“In a lot of ways it’s a continuation from my last record,” he says. “I didn’t feel done, so I just kept on working. There really was only a pause of about a month between the recording of the two records so they both came out of the same creative stream.”
The big difference is immediately obvious to those that are familiar with both records. Whereas Seven Stars fixated on a love obsession that Amadon had with a co-worker, The Bursting Sheaf is a conscious effort to omit love as a topic as much as possible, preferring instead to offer up sketches of random thoughts and purely fictitious stories.
“It was recorded at the same studio and with the same players, so the sound and vibe of the two records are very similar,” adds Amadon.
Fans of bands like Midlake, The Pernice Brothers, The Flaming Lips, Spoon, My Morning Jacket, Band of Horses, and even Wilco, will recognize Amadon’s ambitions here, which he succeeds on throughout the eleven songs found on The Bursting Sheaf.
Opening with the instrumental “Saltwater Crocodile,” Amadon quickly gets a danceable rock groove going, reeling you into the tender “Walking The Shoulder,” a song that showcases his ability to offer rich vocal harmonies on top of a bed of layered instrumentation, while still delivering an inviting, spaceous pop song.
Meanwhile, “Sisters of the Blue Horizon’ delivers 70s pop-rock worthy of its predecessors, “Two Hunters” grooves as much as it subdues, and “Cupcake” throws in a curveball, while feeling organic and at home,

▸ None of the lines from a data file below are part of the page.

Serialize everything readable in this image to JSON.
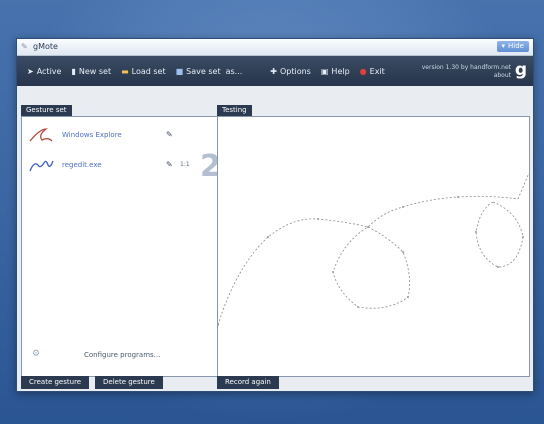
{
  "window": {
    "title": "gMote",
    "hide_label": "Hide"
  },
  "toolbar": {
    "items": [
      {
        "icon": "cursor-icon",
        "label": "Active"
      },
      {
        "icon": "new-document-icon",
        "label": "New set"
      },
      {
        "icon": "folder-icon",
        "label": "Load set"
      },
      {
        "icon": "save-icon",
        "label": "Save set"
      },
      {
        "icon": "",
        "label": "as..."
      },
      {
        "icon": "options-icon",
        "label": "Options"
      },
      {
        "icon": "help-icon",
        "label": "Help"
      },
      {
        "icon": "exit-icon",
        "label": "Exit"
      }
    ],
    "version_line1": "version 1.30 by handform.net",
    "version_line2": "about",
    "brand_letter": "g"
  },
  "gesture_panel": {
    "header": "Gesture set",
    "gestures": [
      {
        "name": "Windows Explore",
        "count": "",
        "stroke_color": "#b24a3a"
      },
      {
        "name": "regedit.exe",
        "count": "1:1",
        "stroke_color": "#3b5fbf"
      }
    ],
    "big_number": "2",
    "configure_label": "Configure programs...",
    "create_button": "Create gesture",
    "delete_button": "Delete gesture"
  },
  "testing_panel": {
    "header": "Testing",
    "record_button": "Record again"
  }
}
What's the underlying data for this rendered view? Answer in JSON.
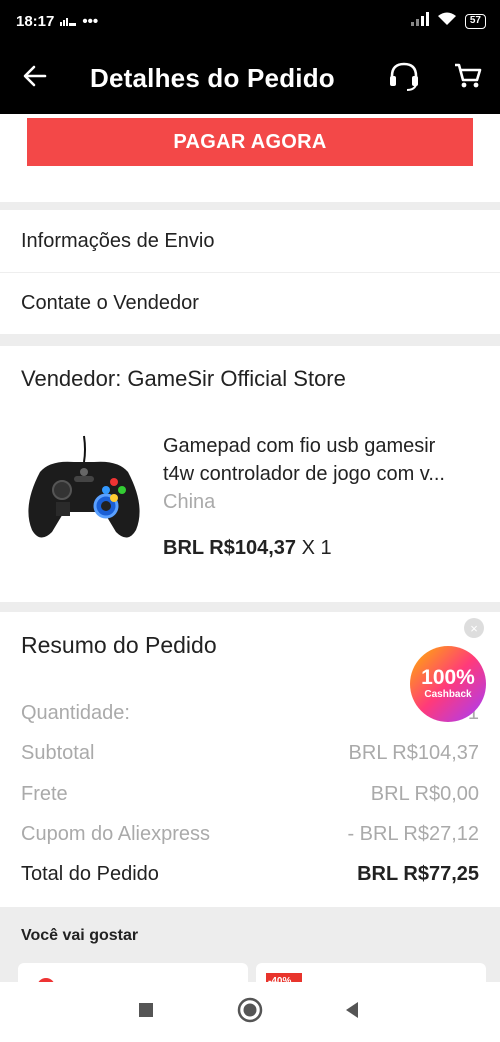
{
  "status_bar": {
    "time": "18:17",
    "extra": "•••",
    "battery": "57"
  },
  "header": {
    "title": "Detalhes do Pedido",
    "back_icon": "arrow-left-icon",
    "support_icon": "headset-icon",
    "cart_icon": "cart-icon"
  },
  "pay": {
    "label": "PAGAR AGORA",
    "color": "#f34848"
  },
  "links": [
    {
      "label": "Informações de Envio"
    },
    {
      "label": "Contate o Vendedor"
    }
  ],
  "seller": {
    "name": "Vendedor: GameSir Official Store"
  },
  "product": {
    "title_line1": "Gamepad com fio usb gamesir",
    "title_line2": "t4w controlador de jogo com v...",
    "origin": "China",
    "price": "BRL R$104,37",
    "quantity": "X 1"
  },
  "summary": {
    "title": "Resumo do Pedido",
    "rows": [
      {
        "label": "Quantidade:",
        "value": "1"
      },
      {
        "label": "Subtotal",
        "value": "BRL R$104,37"
      },
      {
        "label": "Frete",
        "value": "BRL R$0,00"
      },
      {
        "label": "Cupom do Aliexpress",
        "value": "- BRL R$27,12"
      }
    ],
    "total": {
      "label": "Total do Pedido",
      "value": "BRL R$77,25"
    }
  },
  "cashback": {
    "percent": "100%",
    "label": "Cashback",
    "close": "×"
  },
  "recommend": {
    "title": "Você vai gostar",
    "badge": "-40%"
  },
  "nav": {
    "recents_icon": "square-icon",
    "home_icon": "circle-icon",
    "back_icon": "triangle-back-icon"
  }
}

“It’s straight pastiche, which is something I haven’t done before,” Amadon comments with a smile. “Programmed beats and beds of synthesizers are not characteristic of my sound, but it was great fun doing it.”
“Taking My Field Away” and album closer “Dream Your Dream Alone” are two more prime examples of Amadon’s ability to write a strong pop-rock song, rich in flavor and density, but leaving enough room for the song to breath and thrive.
If there is one song on the album that merits the previously mentioned Smith comparisons, it is the sparse, acoustic-guitar and vocal driven “Oaths,” which showcases both the album’s tight production, even when stripped down to an acoustic guitar and vocals coupled with ambient sounds, and Amadon’s penchant for heartfelt lyrics and earnest melodies.
An extension of Seven Stars, but a completely different album in its own right, he still prefers the record to speak for itself, which The Burning Sheaf undoubtedly does. Pop fans take note, you may have found a new favorite record for 2013.
“Seven Stars is a beautiful release, filled with the mystery and intrigue that was built around strong songwriting and passionate affiliation to powerful vocals that tugs at the heartstrings.” -Zaptown
“Seven Stars displays the talent of a great artist that has so far remained off the larger music label radar, and could truly develop a unique pop sound that blends his ability to write and create music.” – Static Multimedia
“This is a finely produced album whose sound would stop you in your tracks at a hi-fi shop; the lyrics will subsequently transfix you with their haunted imagination.” Hyperbolium.com
“[Amadon is] an experienced musician making an album at exactly his own pace and, far from inadvertently, producing a cohesive and highly personalised sequence of songs which posess a resonance and finely crafted lyrical adroitness.” – Delusions of Adequacy
“Amadon’s elegant three-minute purist pop craftsmanship is a match for his casual, unaffected vocals and terse, sometimes chilling, sometimes nebulous lyrics. Count this among the most intriguing rock records of the past several months.” – New York Music Daily
“Every song here is of the highest quality. If you’re looking for an album with catchy songwriting and intelligent arrangements, this is a masterpiece that we think any pop fan would enjoy.” – Kool Kat Music
“John Amadon may make records for himself, but he is definitely worth listening to, especially if you like rich, well-crafted pop-rock-folk songs.” – Los Angeles Examiner